Spanish Prime Minister Pedro Sanchez

Beginning September 19, 2023, the Spanish Congress will allow the use of Basque, Catalan and Galician along with Spanish in its official sessions and documentation. During the first session, members of congress began debating the very “linguistic diversity” reform to congress rules that will make the practice a permanent fixture across government business, and will be able to do so in one of four languages.

Members of congress have been using the three co-official languages in written documentation for select procedures, but the proposal to allow multilingual verbal interventions during congress sessions gained momentum in August 2023 when parliament’s new president Francina Armengol pledged to make linguistic diversity a reality.

The pledge was followed during the same month by the central government’s second deputy vice president, Yolanda Diaz proposal to modify Article 6 of the rules of congress so that the measurements would be in effect from the first session of congress in September 2023 pending final approval.

Language Expansion Ambitions

Also in August 2023, the Spanish Minister of Foreign Affairs, José Manuel Albares, submitted a petition to the President of the Council of the European Union to include Catalan, Basque, and Galician as official EU languages and to discuss it in the agenda for the next General Affairs Council, which is also taking place on September 19, 2023.

Spain will preside over the EU Council until December 31, 2023, and has put forth the petition hoping to gain support from fellow country members as it pushes for internal agendas in Spain’s complex political environment, which has parties represented in the central government that also includes an independentist movement in Catalonia. 

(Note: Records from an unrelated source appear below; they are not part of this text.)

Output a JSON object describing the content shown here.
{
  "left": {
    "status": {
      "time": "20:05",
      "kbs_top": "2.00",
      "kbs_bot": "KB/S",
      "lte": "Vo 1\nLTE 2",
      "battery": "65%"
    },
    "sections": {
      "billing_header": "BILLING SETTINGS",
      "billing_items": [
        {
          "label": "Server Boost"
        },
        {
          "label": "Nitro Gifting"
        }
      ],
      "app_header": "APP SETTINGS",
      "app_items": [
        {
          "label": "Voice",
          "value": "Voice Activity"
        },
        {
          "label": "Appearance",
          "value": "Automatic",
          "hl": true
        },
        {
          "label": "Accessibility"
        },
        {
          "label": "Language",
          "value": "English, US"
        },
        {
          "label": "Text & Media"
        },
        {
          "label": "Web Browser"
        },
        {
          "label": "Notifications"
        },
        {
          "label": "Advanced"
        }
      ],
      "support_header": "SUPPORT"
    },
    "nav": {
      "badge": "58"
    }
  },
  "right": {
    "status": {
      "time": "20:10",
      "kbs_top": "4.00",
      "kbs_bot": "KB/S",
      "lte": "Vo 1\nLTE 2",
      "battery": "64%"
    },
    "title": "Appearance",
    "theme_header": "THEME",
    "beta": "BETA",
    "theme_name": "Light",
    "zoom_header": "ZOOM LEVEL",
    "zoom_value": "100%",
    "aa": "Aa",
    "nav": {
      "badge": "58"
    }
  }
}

Catalonian parties have demanded to have Catalan used for government business as one condition for supporting negotiations with the central government and its president-elect (a final decision on who will be the central government president is also pending). 

According to news agency Euractiv, a few EU member countries, including Sweden, have expressed concern over the haste with which Spain wants its linguistic diversity agenda pushed. A statement posted by the Swedish government expresses the country’s belief that the matter requires a more thorough investigation that considers the legal and financial consequences of the proposal.

Another, larger concern among EU country members is that this would open the door for other minority languages to also seek official EU status. This is not an unprecedented concern, given that previous petitions to include other minority languages, such as Irish, did not obtain enough support and faced language staffing challenges.

Spain has other languages besides the four official and co-official languages, and although speakers of languages such as Aragonese, Aranese, and Asturian will be able to address the congress in their languages, they will need to actually give speeches both in their language and in Spanish as these languages will not be supported with professional interpreters.

According to the EFE Spanish international news agency, about 6 interpreters have been hired and will be compensated on a day worked basis. There will not be permanent contracts until the reform is definitely approved and a team of interpreters can be hired for steady work. 

All members of congress will have headphones to hear the interpretations and there will be an audio feed for members of the news media.